• _WHAT YOU SHOULD DO_: Your response should give back each record exactly, word for word.

• _DATA FOR THE TASK_:
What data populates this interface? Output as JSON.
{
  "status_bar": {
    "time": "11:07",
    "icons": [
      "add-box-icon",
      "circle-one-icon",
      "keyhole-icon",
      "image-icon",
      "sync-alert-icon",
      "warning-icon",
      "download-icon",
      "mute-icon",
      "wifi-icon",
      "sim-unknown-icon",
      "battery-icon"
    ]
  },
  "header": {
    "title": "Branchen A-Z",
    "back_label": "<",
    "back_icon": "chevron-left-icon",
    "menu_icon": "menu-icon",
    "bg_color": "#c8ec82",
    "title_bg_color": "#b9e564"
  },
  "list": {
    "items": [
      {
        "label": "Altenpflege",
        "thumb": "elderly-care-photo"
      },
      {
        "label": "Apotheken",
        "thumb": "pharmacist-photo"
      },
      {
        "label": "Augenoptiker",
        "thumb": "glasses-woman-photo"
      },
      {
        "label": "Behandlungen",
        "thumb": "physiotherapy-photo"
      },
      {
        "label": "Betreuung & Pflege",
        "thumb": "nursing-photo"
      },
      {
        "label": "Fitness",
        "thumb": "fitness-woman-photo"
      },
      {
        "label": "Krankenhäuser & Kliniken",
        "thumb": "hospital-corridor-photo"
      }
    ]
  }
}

• _ANSWER TO THIS PROBLEM_:
What data populates this interface? Output as JSON.
{
  "status_bar": {
    "time": "11:07",
    "icons": [
      "add-box-icon",
      "circle-one-icon",
      "keyhole-icon",
      "image-icon",
      "sync-alert-icon",
      "warning-icon",
      "download-icon",
      "mute-icon",
      "wifi-icon",
      "sim-unknown-icon",
      "battery-icon"
    ]
  },
  "header": {
    "title": "Branchen A-Z",
    "back_label": "<",
    "back_icon": "chevron-left-icon",
    "menu_icon": "menu-icon",
    "bg_color": "#c8ec82",
    "title_bg_color": "#b9e564"
  },
  "list": {
    "items": [
      {
        "label": "Altenpflege",
        "thumb": "elderly-care-photo"
      },
      {
        "label": "Apotheken",
        "thumb": "pharmacist-photo"
      },
      {
        "label": "Augenoptiker",
        "thumb": "glasses-woman-photo"
      },
      {
        "label": "Behandlungen",
        "thumb": "physiotherapy-photo"
      },
      {
        "label": "Betreuung & Pflege",
        "thumb": "nursing-photo"
      },
      {
        "label": "Fitness",
        "thumb": "fitness-woman-photo"
      },
      {
        "label": "Krankenhäuser & Kliniken",
        "thumb": "hospital-corridor-photo"
      }
    ]
  }
}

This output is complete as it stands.